“I was also thrilled that in 2019 I was chosen to officiate at the Castell Howell Senior Conference Plate Final between Carmarthen Druids and Llandeilo Seconds which took place at Parc y Scarlets, where Paddy Byrne and Dylan Richards were my assistants – and we had the luxury of wearing mikes, as did John Fretter as my assessor.”
It was a game played at pace before Llandeilo won narrowly in a game where he issued three yellow cards, but on their web site the next day it said,

“Referee Rudd was relentless in the second half as he penalised us,”

And Martyn had to chuckle because he wondered what they might have said about him if they had lost!

Starting out in squash with Peter

Going back to his days at Milford Haven Central School he regrets being unable to play rugby because of his asthma but 25 years ago new medication meant that he could begin to take part in physical activity and he started playing squash.
“I took to it straight away and after a decade of playing after work to relax I started playing for The Meads Club in Milford Haven and I am still playing now in a quintet that includes James Walters, Nick Dyer, Johnny Lee, Gareth Warlow and Mike Carew.
“Peter Crooke has been a superb coach and Will Beresford, who developed so well after starting out in the junior ranks, is someone I enjoy practising with.
“We have won the Pembrokeshire League and Cup many times and also played in the Welsh Premiership against the likes of Cardiff, Swansea, Newport, Barry and Bridgend - and once the lockdown ends I can’t wait to restart.”

Martyn has loved racing pigeons for over four decades

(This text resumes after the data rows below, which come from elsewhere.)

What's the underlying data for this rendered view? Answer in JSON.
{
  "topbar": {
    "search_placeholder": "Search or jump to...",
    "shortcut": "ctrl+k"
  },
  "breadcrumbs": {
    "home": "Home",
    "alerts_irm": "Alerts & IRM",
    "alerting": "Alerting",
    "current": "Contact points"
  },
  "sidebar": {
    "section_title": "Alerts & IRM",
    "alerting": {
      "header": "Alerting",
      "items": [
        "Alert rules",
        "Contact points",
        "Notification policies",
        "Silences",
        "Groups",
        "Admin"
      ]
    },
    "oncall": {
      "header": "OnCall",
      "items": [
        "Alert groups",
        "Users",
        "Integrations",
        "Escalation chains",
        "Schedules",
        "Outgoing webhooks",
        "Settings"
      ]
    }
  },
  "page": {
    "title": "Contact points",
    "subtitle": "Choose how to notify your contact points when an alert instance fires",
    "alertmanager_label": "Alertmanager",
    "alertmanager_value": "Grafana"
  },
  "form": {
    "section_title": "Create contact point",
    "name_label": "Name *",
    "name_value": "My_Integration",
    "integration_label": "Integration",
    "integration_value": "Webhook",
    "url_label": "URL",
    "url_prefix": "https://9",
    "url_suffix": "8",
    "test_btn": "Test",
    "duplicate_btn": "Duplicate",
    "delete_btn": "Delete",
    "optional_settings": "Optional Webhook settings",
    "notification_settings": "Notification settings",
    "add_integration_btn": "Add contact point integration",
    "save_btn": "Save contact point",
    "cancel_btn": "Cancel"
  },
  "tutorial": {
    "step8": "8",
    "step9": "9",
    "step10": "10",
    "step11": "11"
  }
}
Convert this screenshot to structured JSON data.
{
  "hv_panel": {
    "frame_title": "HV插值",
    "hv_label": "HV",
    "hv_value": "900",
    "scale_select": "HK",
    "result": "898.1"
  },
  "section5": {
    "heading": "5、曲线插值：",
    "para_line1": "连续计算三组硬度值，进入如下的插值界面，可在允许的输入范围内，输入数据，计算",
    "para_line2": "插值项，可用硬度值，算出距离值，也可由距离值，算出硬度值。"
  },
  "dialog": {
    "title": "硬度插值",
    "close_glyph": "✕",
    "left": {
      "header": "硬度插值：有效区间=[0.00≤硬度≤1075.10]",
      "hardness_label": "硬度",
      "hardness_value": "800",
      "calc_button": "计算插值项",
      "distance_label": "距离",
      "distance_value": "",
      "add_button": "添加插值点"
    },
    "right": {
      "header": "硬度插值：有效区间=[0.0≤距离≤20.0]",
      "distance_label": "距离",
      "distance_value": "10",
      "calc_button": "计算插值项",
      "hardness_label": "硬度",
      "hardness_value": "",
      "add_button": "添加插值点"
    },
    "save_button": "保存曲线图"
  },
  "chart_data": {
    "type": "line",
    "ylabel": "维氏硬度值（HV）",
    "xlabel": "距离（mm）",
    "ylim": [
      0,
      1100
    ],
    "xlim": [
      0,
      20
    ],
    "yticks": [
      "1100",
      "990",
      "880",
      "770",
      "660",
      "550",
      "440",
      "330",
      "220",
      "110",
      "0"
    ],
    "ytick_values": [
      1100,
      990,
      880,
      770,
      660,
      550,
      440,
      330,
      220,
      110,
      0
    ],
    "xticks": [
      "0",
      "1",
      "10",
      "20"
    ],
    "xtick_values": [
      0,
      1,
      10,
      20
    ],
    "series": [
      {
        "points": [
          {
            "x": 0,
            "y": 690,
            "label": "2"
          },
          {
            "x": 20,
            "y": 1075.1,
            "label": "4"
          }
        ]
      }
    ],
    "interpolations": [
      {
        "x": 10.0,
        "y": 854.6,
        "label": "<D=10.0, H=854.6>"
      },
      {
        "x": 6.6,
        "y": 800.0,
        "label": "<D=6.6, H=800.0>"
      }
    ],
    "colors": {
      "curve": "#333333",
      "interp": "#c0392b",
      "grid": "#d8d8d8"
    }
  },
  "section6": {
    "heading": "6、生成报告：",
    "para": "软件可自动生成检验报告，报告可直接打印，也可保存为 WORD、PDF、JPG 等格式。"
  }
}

As we mentioned at the start, Martyn followed his father David into pigeon racing and now, 46 years on, he still has his loft and works in partnership with Llangwm rugby and cricket player Simon Brick on the competitive side of his involvement, especially with regard to the breeding side, which of course is vital.
“Our pigeons race home from 100 miles away and even further to places like Germany – and there is great excitement in watching them return home – and we all have different tricks to quickly entice them back into the loft so that we can put the clock on them.
“I was six when I had my first pigeon and now, 46 years on, I still having them!”

And finally . . .

Back on the rugby front, Martyn began playing a bit of rugby when he was a student at Carmarthen Art College, and then came back to join Simon at Llangwm.

“I loved it at Pill Parks and I played at full back or on the wing for three seasons but by then I was almost 30 and my long-suffering partner Hazel and I had Daniel come along so I decided I couldn’t afford to get injured.”
But then refereeing popped up when Daniel started playing rugby to take up reffing - and the rest is history.
You only have to chat to Martyn Rudd for a short while to see his genuine love of rugby and enthusiasm for refereeing, and we can categorically say, having watched him officiate in the County Junior Finals, that he really is doing a great job and is a credit to the game!

Martin in action